Nicene and Post-Nicene Fathers: Series I/Volume I/Confessions/Book XIII/Chapter 24
Chapter XXIV.—Why God Has Blessed Men, Fishes, Flying Creatures, and Not Herbs and the Other Animals (Ver. 28).
35. But what is this, and what kind of mystery is it? Behold, Thou blessest men, O Lord, that they may “be fruitful and multiply, and replenish the earth;” in this dost Thou not make a sign unto us that we may understand something? Why hast Thou not also blessed the light, which Thou calledst day, nor the firmament of heaven, nor the lights, nor the stars, nor the earth, nor the sea? I might say, O our God, that Thou, who hast created us after Thine Image,—I might say, that Thou hast willed to bestow this gift of blessing especially upon man, hadst Thou not in like manner blessed the fishes and the whales, that they should be fruitful and multiply, and replenish the waters of the sea, and that the fowls should be multiplied upon the earth. Likewise might I say, that this blessing belonged properly unto such creatures as are propagated from their own kind, if I had found it in the shrubs, and the fruit trees, and beasts of the earth. But now is it not said either unto the herbs, or trees, or beasts, or serpents, “Be fruitful and multiply;” since all these also, as well as fishes, and fowls, and men, do by propagation increase and preserve their kind.
36. What, then, shall I say, O Thou Truth, my Light,—“that it was idly and vainly said?” Not so, O Father of piety; far be it from a minister of Thy word to say this. But if I understand not what Thou meanest by that phrase, let my betters—that is, those more intelligent than I—use it better, in proportion as Thou, O my God, hast given to each to understand.

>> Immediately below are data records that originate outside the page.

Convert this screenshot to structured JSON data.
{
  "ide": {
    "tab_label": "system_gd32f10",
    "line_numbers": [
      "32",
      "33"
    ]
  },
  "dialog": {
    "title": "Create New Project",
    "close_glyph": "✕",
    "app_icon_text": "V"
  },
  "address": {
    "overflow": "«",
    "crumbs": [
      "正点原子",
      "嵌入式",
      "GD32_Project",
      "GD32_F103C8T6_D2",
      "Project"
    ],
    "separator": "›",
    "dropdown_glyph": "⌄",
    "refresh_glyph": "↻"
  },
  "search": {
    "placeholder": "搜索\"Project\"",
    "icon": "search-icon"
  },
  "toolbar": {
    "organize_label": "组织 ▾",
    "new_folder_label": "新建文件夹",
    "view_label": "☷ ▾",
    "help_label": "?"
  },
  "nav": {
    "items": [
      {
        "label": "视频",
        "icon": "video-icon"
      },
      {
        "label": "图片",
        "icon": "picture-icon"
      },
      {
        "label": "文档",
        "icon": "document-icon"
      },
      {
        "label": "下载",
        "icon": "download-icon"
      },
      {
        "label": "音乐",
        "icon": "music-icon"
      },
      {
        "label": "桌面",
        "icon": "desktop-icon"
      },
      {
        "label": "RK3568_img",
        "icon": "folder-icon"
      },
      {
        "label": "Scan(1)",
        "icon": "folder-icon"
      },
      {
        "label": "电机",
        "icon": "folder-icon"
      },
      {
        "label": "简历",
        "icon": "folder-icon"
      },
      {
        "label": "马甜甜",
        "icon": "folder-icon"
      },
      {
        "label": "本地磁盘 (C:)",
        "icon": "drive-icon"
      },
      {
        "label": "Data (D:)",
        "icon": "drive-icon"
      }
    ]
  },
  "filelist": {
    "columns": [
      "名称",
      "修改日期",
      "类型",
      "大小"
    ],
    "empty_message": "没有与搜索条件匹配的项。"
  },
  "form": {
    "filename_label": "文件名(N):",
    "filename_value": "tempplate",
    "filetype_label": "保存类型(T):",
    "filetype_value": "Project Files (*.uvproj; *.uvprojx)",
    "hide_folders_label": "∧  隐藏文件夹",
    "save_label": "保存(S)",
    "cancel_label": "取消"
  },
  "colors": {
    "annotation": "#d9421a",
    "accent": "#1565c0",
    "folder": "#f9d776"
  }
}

But let my confession be also pleasing before Thine eyes, in which I confess to Thee that I believe, O Lord, that Thou hast not thus spoken in vain; nor will I be silent as to what this lesson suggests to me. For it is true, nor do I see what should prevent me from thus understanding the figurative sayings of Thy books. For I know a thing may be manifoldly signified by bodily expression which is understood in one manner by the mind; and that that may be manifoldly understood in the mind which is in one manner signified by bodily expression. Behold, the single love of God and of our neighbour, by what manifold sacraments and innumerable languages, and in each several language in how innumerable modes of speaking, it is bodily expressed. Thus do the young of the waters increase and multiply. Observe again, whosoever thou art who readest; behold what Scripture delivers, and the voice pronounces in one only way, “In the beginning God created heaven and earth;” is it not manifoldly understood, not by any deceit of error, but by divers kinds of true senses? Thus are the offspring of men “fruitful” and do “multiply.”
37. If, therefore, we conceive of the natures of things, not allegorically, but properly, then does the phrase, “be fruitful and multiply,” correspond to all things which are begotten of seed. But if we treat those words as taken figuratively (the which I rather suppose the Scripture intended, which doth not, verily, superfluously attribute this benediction to the offspring of marine animals and man only), then do we find that “multitude” belongs also to creatures both spiritual and corporeal, as in heaven and in earth; and to souls both righteous and unrighteous, as in light and darkness; and to holy authors, through whom the law has been furnished unto us, as in the firmament which has been firmly placed betwixt waters and waters; and to the society of people yet endued with bitterness, as in the sea; and to the desire of holy souls, as in the dry land; and to works of mercy pertaining to this present life, as in the seed-bearing herbs and fruit-bearing trees; and to spiritual gifts shining forth for edification, as in the lights of heaven; and to affections formed unto temperance, as in the living soul. In all these cases we meet with multitudes, abundance, and increase; but what shall thus “be fruitful and multiply,” that one thing may be expressed in many ways, and one expression understood in many ways, we discover not, unless in signs corporeally expressed, and in things mentally conceived. We understand the signs corporeally pronounced as the generations of the waters, necessarily occasioned by carnal depth; but things mentally conceived we understand as human generations, on account of the fruitfulness of reason. And therefore do we believe that to each kind of these it has been said by Thee, O Lord, “Be fruitful and multiply.” For in this blessing I acknowledge that power and faculty has been granted unto us, by Thee, both to express in many ways what we understand but in one, and to understand in many ways what we read as obscurely delivered but in one. Thus are the waters of the sea replenished, which are not moved but by various significations; thus even with the human offspring is the earth also replenished, the dryness whereof appeareth in its desire, and reason ruleth over it.
- Gen. i. 28.
- See p. 92, note 1, above.
- See p. 189, note 2, above.
- See p. 199, note 3, above.
- See sec. 21, and note, above.